▸ **Exercise brief**
Nothing in the data should be left out or altered when it is retyped.

··· Given records

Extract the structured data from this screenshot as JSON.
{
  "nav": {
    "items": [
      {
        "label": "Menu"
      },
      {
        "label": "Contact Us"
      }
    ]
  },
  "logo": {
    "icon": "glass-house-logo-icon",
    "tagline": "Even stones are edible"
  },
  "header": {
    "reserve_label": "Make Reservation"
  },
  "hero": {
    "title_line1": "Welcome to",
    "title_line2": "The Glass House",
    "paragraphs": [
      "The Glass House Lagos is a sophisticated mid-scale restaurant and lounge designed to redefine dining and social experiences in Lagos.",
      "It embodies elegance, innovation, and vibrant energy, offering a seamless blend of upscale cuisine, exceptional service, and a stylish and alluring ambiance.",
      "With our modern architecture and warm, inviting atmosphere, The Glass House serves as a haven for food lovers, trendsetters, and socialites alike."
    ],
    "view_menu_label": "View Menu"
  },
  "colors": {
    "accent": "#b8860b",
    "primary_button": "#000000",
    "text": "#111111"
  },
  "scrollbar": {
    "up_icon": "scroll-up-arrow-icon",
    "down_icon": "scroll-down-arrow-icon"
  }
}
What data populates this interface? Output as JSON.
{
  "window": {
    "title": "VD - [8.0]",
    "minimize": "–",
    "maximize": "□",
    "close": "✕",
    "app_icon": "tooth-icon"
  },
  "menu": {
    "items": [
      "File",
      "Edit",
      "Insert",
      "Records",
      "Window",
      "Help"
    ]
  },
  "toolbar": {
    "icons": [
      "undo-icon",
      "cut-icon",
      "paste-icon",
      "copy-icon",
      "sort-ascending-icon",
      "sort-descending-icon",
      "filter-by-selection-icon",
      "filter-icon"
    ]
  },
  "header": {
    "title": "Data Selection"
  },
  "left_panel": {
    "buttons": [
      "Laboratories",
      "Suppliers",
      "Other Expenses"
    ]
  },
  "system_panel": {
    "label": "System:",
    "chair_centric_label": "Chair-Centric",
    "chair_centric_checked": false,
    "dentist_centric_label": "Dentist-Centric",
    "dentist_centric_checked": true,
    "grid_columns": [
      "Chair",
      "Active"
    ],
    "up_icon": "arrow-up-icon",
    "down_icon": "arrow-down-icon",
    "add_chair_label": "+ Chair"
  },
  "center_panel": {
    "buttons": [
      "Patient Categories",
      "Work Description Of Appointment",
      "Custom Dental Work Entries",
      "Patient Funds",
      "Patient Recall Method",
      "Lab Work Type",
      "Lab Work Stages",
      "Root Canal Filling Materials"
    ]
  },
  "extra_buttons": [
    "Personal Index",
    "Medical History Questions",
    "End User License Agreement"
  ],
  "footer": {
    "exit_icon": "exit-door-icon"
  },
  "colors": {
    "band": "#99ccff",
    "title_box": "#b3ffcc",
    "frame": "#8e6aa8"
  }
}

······

▸ **Expected output**
Extract the structured data from this screenshot as JSON.
{
  "nav": {
    "items": [
      {
        "label": "Menu"
      },
      {
        "label": "Contact Us"
      }
    ]
  },
  "logo": {
    "icon": "glass-house-logo-icon",
    "tagline": "Even stones are edible"
  },
  "header": {
    "reserve_label": "Make Reservation"
  },
  "hero": {
    "title_line1": "Welcome to",
    "title_line2": "The Glass House",
    "paragraphs": [
      "The Glass House Lagos is a sophisticated mid-scale restaurant and lounge designed to redefine dining and social experiences in Lagos.",
      "It embodies elegance, innovation, and vibrant energy, offering a seamless blend of upscale cuisine, exceptional service, and a stylish and alluring ambiance.",
      "With our modern architecture and warm, inviting atmosphere, The Glass House serves as a haven for food lovers, trendsetters, and socialites alike."
    ],
    "view_menu_label": "View Menu"
  },
  "colors": {
    "accent": "#b8860b",
    "primary_button": "#000000",
    "text": "#111111"
  },
  "scrollbar": {
    "up_icon": "scroll-up-arrow-icon",
    "down_icon": "scroll-down-arrow-icon"
  }
}
What data populates this interface? Output as JSON.
{
  "window": {
    "title": "VD - [8.0]",
    "minimize": "–",
    "maximize": "□",
    "close": "✕",
    "app_icon": "tooth-icon"
  },
  "menu": {
    "items": [
      "File",
      "Edit",
      "Insert",
      "Records",
      "Window",
      "Help"
    ]
  },
  "toolbar": {
    "icons": [
      "undo-icon",
      "cut-icon",
      "paste-icon",
      "copy-icon",
      "sort-ascending-icon",
      "sort-descending-icon",
      "filter-by-selection-icon",
      "filter-icon"
    ]
  },
  "header": {
    "title": "Data Selection"
  },
  "left_panel": {
    "buttons": [
      "Laboratories",
      "Suppliers",
      "Other Expenses"
    ]
  },
  "system_panel": {
    "label": "System:",
    "chair_centric_label": "Chair-Centric",
    "chair_centric_checked": false,
    "dentist_centric_label": "Dentist-Centric",
    "dentist_centric_checked": true,
    "grid_columns": [
      "Chair",
      "Active"
    ],
    "up_icon": "arrow-up-icon",
    "down_icon": "arrow-down-icon",
    "add_chair_label": "+ Chair"
  },
  "center_panel": {
    "buttons": [
      "Patient Categories",
      "Work Description Of Appointment",
      "Custom Dental Work Entries",
      "Patient Funds",
      "Patient Recall Method",
      "Lab Work Type",
      "Lab Work Stages",
      "Root Canal Filling Materials"
    ]
  },
  "extra_buttons": [
    "Personal Index",
    "Medical History Questions",
    "End User License Agreement"
  ],
  "footer": {
    "exit_icon": "exit-door-icon"
  },
  "colors": {
    "band": "#99ccff",
    "title_box": "#b3ffcc",
    "frame": "#8e6aa8"
  }
}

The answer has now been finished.